* Task prompt: Nothing but the pictures should go missing; return all the entries below exactly.

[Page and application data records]
________________________________________

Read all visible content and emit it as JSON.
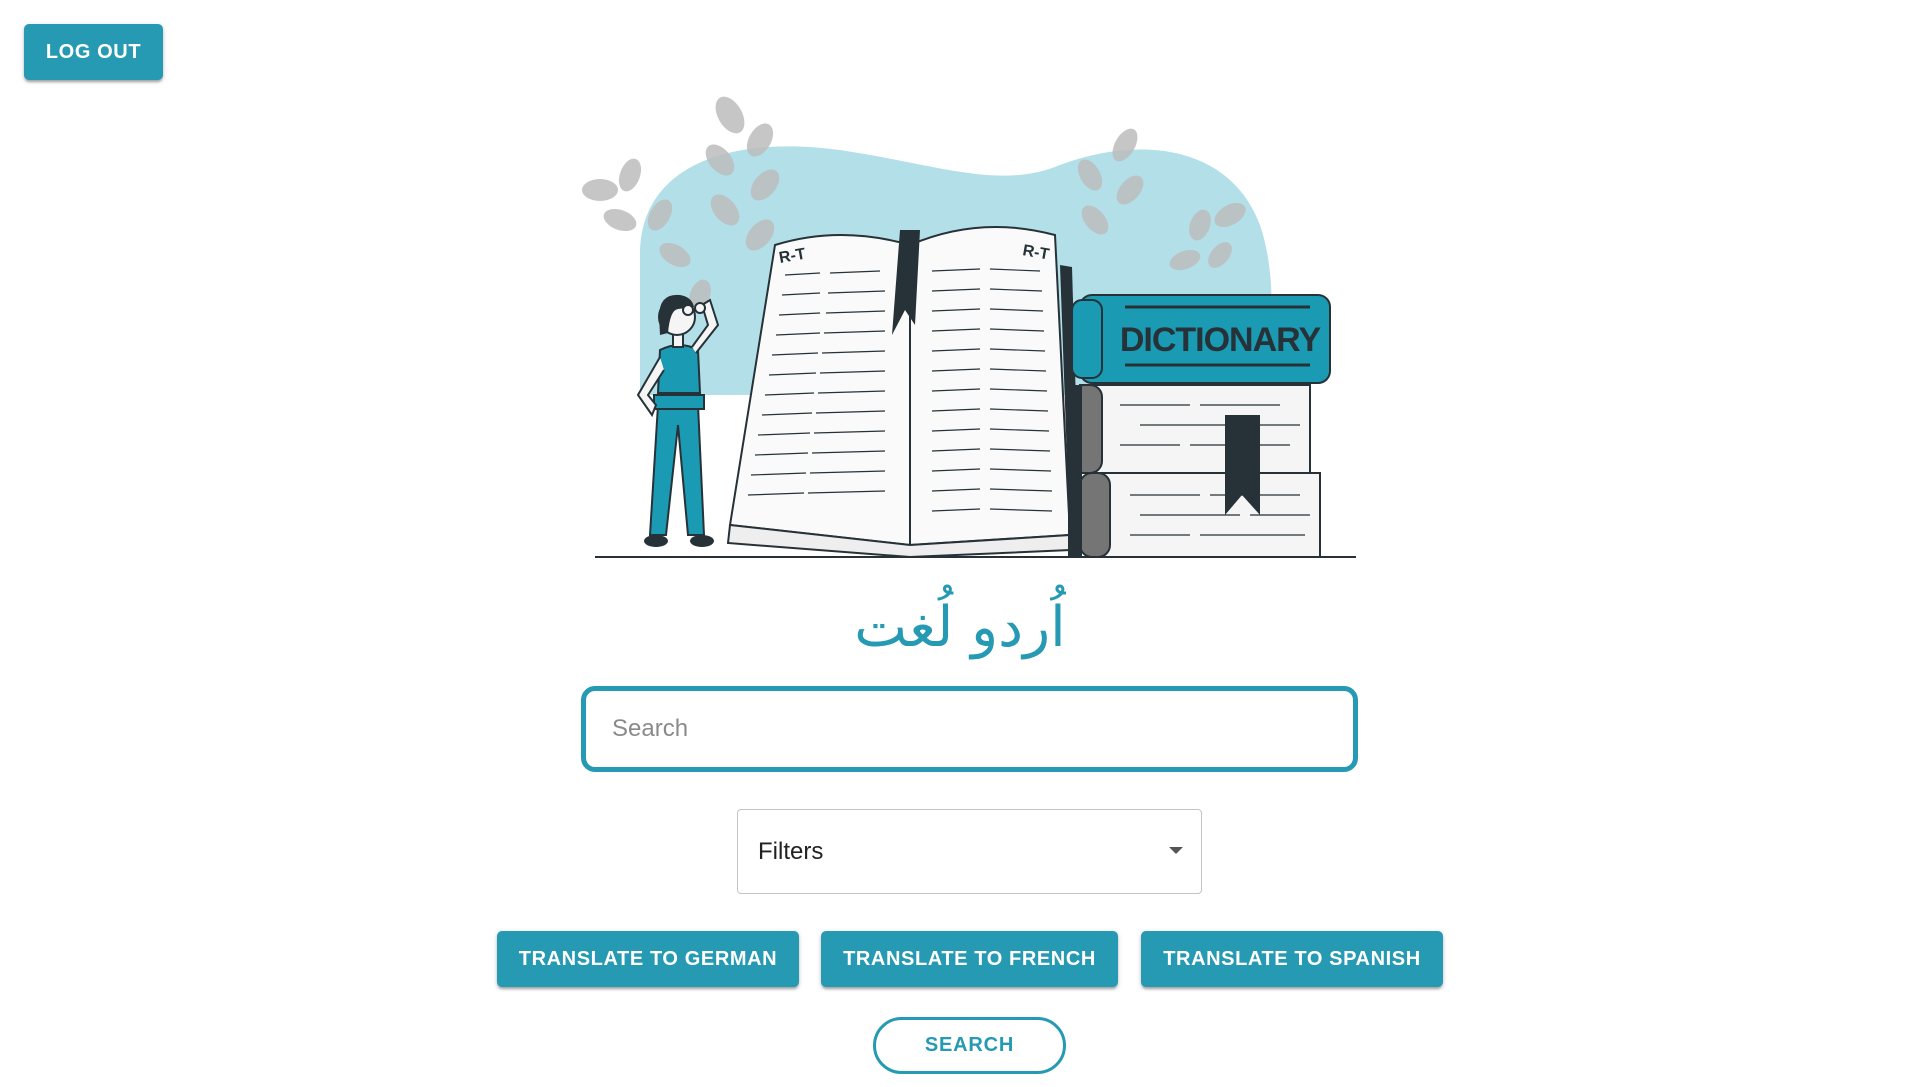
{
  "header": {
    "logout_label": "LOG OUT"
  },
  "illustration": {
    "book_spine_text": "DICTIONARY",
    "page_header_left": "R-T",
    "page_header_right": "R-T",
    "colors": {
      "accent": "#1a9bb3",
      "blob": "#b3dfe8",
      "dark": "#263238",
      "leaf": "#bdbdbd"
    }
  },
  "title": {
    "urdu": "اُردو لُغت"
  },
  "search": {
    "placeholder": "Search",
    "value": ""
  },
  "filters": {
    "label": "Filters"
  },
  "translate_buttons": {
    "german": "TRANSLATE TO GERMAN",
    "french": "TRANSLATE TO FRENCH",
    "spanish": "TRANSLATE TO SPANISH"
  },
  "search_button": {
    "label": "SEARCH"
  },
  "theme": {
    "primary": "#2699b3"
  }
}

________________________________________

* Answer section:
Read all visible content and emit it as JSON.
{
  "header": {
    "logout_label": "LOG OUT"
  },
  "illustration": {
    "book_spine_text": "DICTIONARY",
    "page_header_left": "R-T",
    "page_header_right": "R-T",
    "colors": {
      "accent": "#1a9bb3",
      "blob": "#b3dfe8",
      "dark": "#263238",
      "leaf": "#bdbdbd"
    }
  },
  "title": {
    "urdu": "اُردو لُغت"
  },
  "search": {
    "placeholder": "Search",
    "value": ""
  },
  "filters": {
    "label": "Filters"
  },
  "translate_buttons": {
    "german": "TRANSLATE TO GERMAN",
    "french": "TRANSLATE TO FRENCH",
    "spanish": "TRANSLATE TO SPANISH"
  },
  "search_button": {
    "label": "SEARCH"
  },
  "theme": {
    "primary": "#2699b3"
  }
}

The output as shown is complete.